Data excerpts
Start of Block
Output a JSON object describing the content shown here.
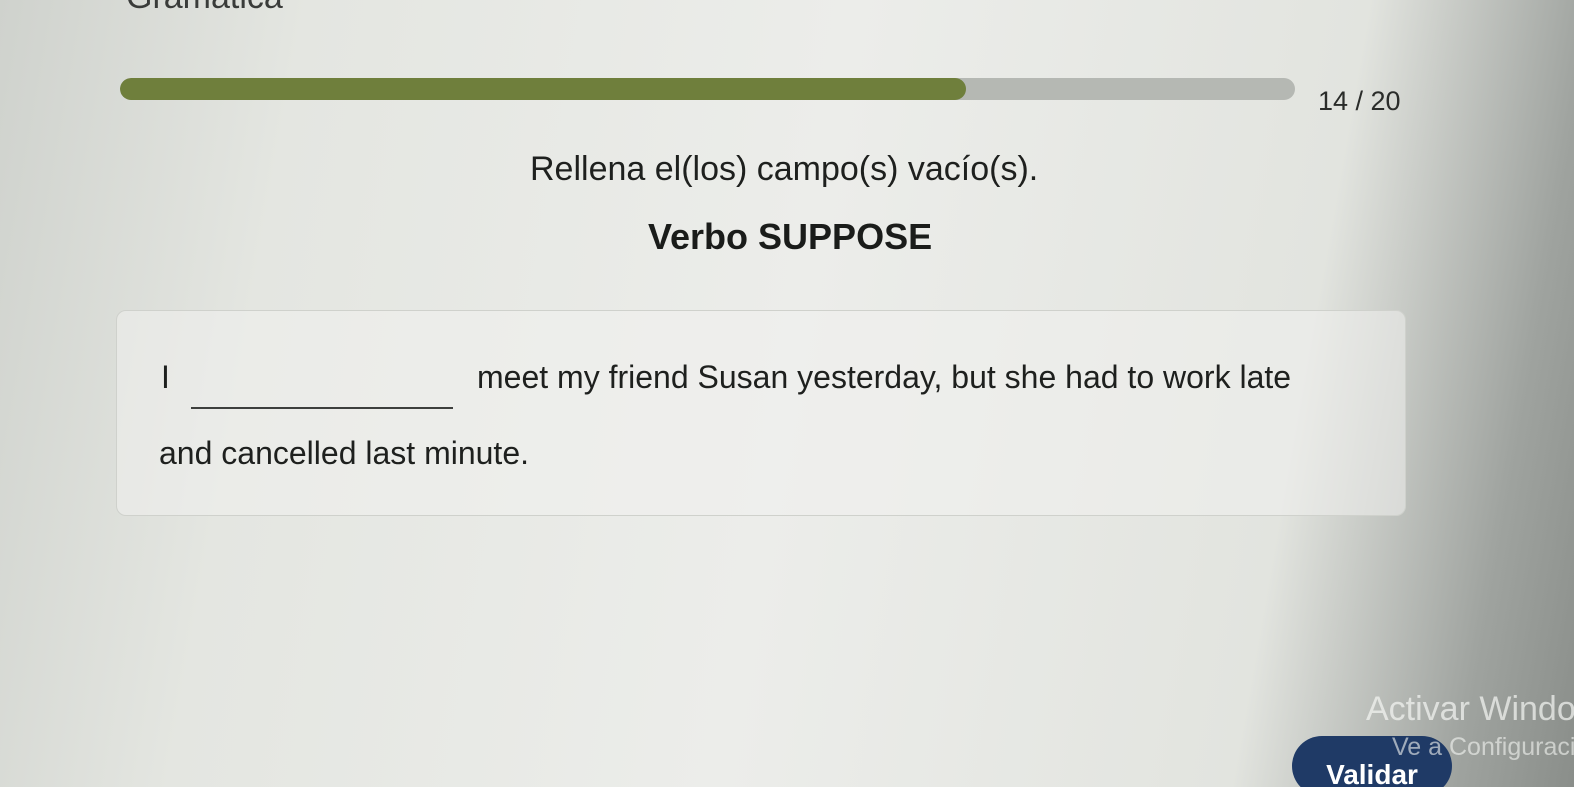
{
  "header": {
    "title": "Gramática"
  },
  "progress": {
    "current": 14,
    "total": 20,
    "fraction": 0.72,
    "label": "14 / 20",
    "fill_color": "#6f7f3c",
    "track_color": "#b5b8b3"
  },
  "exercise": {
    "instruction": "Rellena el(los) campo(s) vacío(s).",
    "verb_heading": "Verbo SUPPOSE",
    "sentence_subject": "I",
    "blank_value": "",
    "sentence_rest": "meet my friend Susan yesterday, but she had to work late",
    "sentence_end": "and cancelled last minute."
  },
  "actions": {
    "validate_label": "Validar",
    "validate_color": "#1f3a66"
  },
  "watermark": {
    "main": "Activar Windo",
    "sub": "Ve a Configuración"
  }
}
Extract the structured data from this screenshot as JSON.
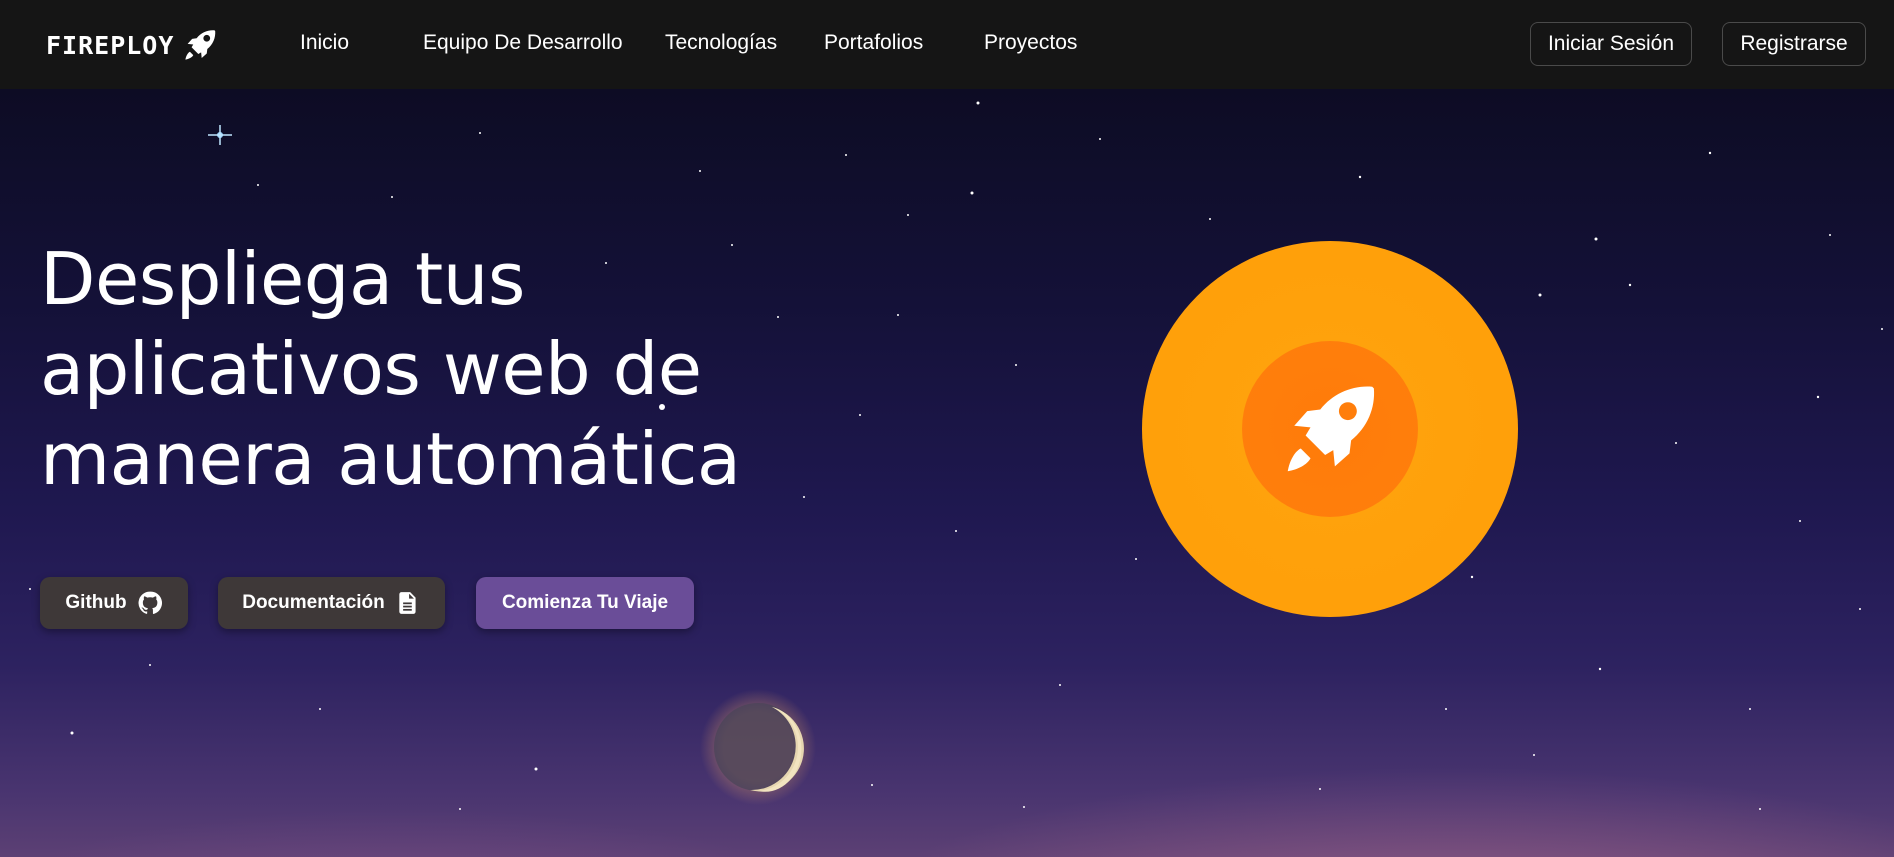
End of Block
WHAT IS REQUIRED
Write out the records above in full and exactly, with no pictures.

PROBLEM SOLUTION
Output a JSON object describing the content shown here.
{
  "header": {
    "title": "Gramática"
  },
  "progress": {
    "current": 14,
    "total": 20,
    "fraction": 0.72,
    "label": "14 / 20",
    "fill_color": "#6f7f3c",
    "track_color": "#b5b8b3"
  },
  "exercise": {
    "instruction": "Rellena el(los) campo(s) vacío(s).",
    "verb_heading": "Verbo SUPPOSE",
    "sentence_subject": "I",
    "blank_value": "",
    "sentence_rest": "meet my friend Susan yesterday, but she had to work late",
    "sentence_end": "and cancelled last minute."
  },
  "actions": {
    "validate_label": "Validar",
    "validate_color": "#1f3a66"
  },
  "watermark": {
    "main": "Activar Windo",
    "sub": "Ve a Configuración"
  }
}
Extract the structured data from this screenshot as JSON.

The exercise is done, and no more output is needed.